You're playing Philly Saturday night: I'm wondering how you go about creating setlists. Do you go about the same list every night, or do you wing it? Also, the last time I saw you perform was last year, I think April 2009, in Orlando. And there, I noticed that you did some different versions of some of the songs on Way to Normal, the record you were promoting at the time, like "Bitch Went Nuts" and maybe a couple others. What variations might folks get to hear Saturday? What should we expect?
We're getting a new album out there, so the setlist in those phases are designed to welcome the new music and keep that thread between the now and the past. You could really make your new stuff sound stiff to place them in the set list the wrong way! I love playing a set and enjoying a song like "Landed" being received as a classic, when it only seems like a few days ago that I had to wheel that song out and play it for the first time. It took amazing discipline to incorporate "Brick" into the setlist years ago. It stopped the show from rocking, and since nobody knew it, they talked through the whole thing. I try to play the news ones like they're old hat. I try to play the old ones like they're new ... if that makes any sense. Anything is up for re-arranging but I never want to do that to the point they are not recognizable.
Sarah Palin's grandbaby-daddy Levi Johnston has become something of a fame-whore the last year or so. Any chance of you asking him to star in a video about the song about him, "Levi Johnston's Blues?"

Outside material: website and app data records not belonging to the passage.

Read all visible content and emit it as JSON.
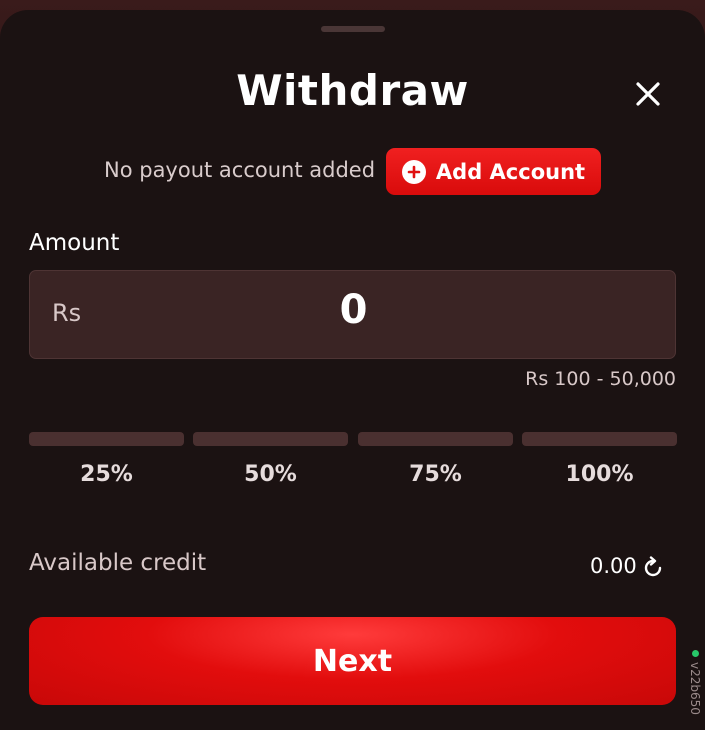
{
  "dialog": {
    "title": "Withdraw"
  },
  "payout": {
    "message": "No payout account added",
    "add_account_label": "Add Account"
  },
  "amount": {
    "label": "Amount",
    "currency": "Rs",
    "value": "0",
    "range": "Rs 100 - 50,000"
  },
  "presets": [
    {
      "label": "25%"
    },
    {
      "label": "50%"
    },
    {
      "label": "75%"
    },
    {
      "label": "100%"
    }
  ],
  "credit": {
    "label": "Available credit",
    "value": "0.00"
  },
  "actions": {
    "next_label": "Next"
  },
  "version": {
    "text": "v22b650"
  },
  "icons": {
    "close": "close-icon",
    "add": "plus-circle-icon",
    "refresh": "refresh-icon"
  },
  "colors": {
    "accent": "#e20d0d",
    "sheet": "#1b1212",
    "field": "#3a2424",
    "bar": "#4a3030"
  }
}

I realize that his fame is good for the promotion of the song and so I don't discourage it. But the song doesn't come through completely when it's eclipsed by the celebrity part. I find that a little distracting just for the song's sake. The song is about growing up. Levi is a powerful symbol, as many people don't grow up in one night on stage with their mother-in-law's speech to the RNC. But we all feel our lives are dramatic and important, and that moment you find yourself traversing the line from child to adult can be quite a big deal. But you need a moment that resonates in order to get that across in a song. So Levi is a good subject in that way. It's not about him. We don't know him. We only know the bravado behind his Myspace page ("I'm a f-ing redneck," etc. this was taken word for word from his Myspace page and it's our chorus!). And we know that he looked pretty scared in his first public appearance. Boys make outrageous claims about kicking asses and so forth, or find some way to be obnoxious. That's our job when we're boys. But we lose that job the moment we have to stuff ourselves into a suit. We wrote that song before Levi became a household name, so yeah, Nick picked a winner! Haha. But I think the song will mean more years down the line.
That record you produced and recorded with William Shatner a few years back, called "Has Been," was, well, amazing, and everybody should get it. I saw the clip of Shatner on George Lopez's show doing the Cee-Lo song "Fuck You" a short while ago, and I was thinking how incredibly awesome it would be if he recorded that with you. So ... what was it like working with Shatner? And any plans to do it again?
No plans. I felt like that was a special moment that I would be nervous repeating. "Has Been" was about Bill's life and the strength of his being in the public eye for so long and having not really told his story was our fuel. I think we could do something good, but I kind of feel like we did it.
A bunch of friends want to know: Any chance of The Bens regrouping?
I think we're all too caught up and busy. Tell your friends, thanks for the thoughts!
Ben Folds plays Saturday, Nov. 13, 8 p.m. at Tower Theater.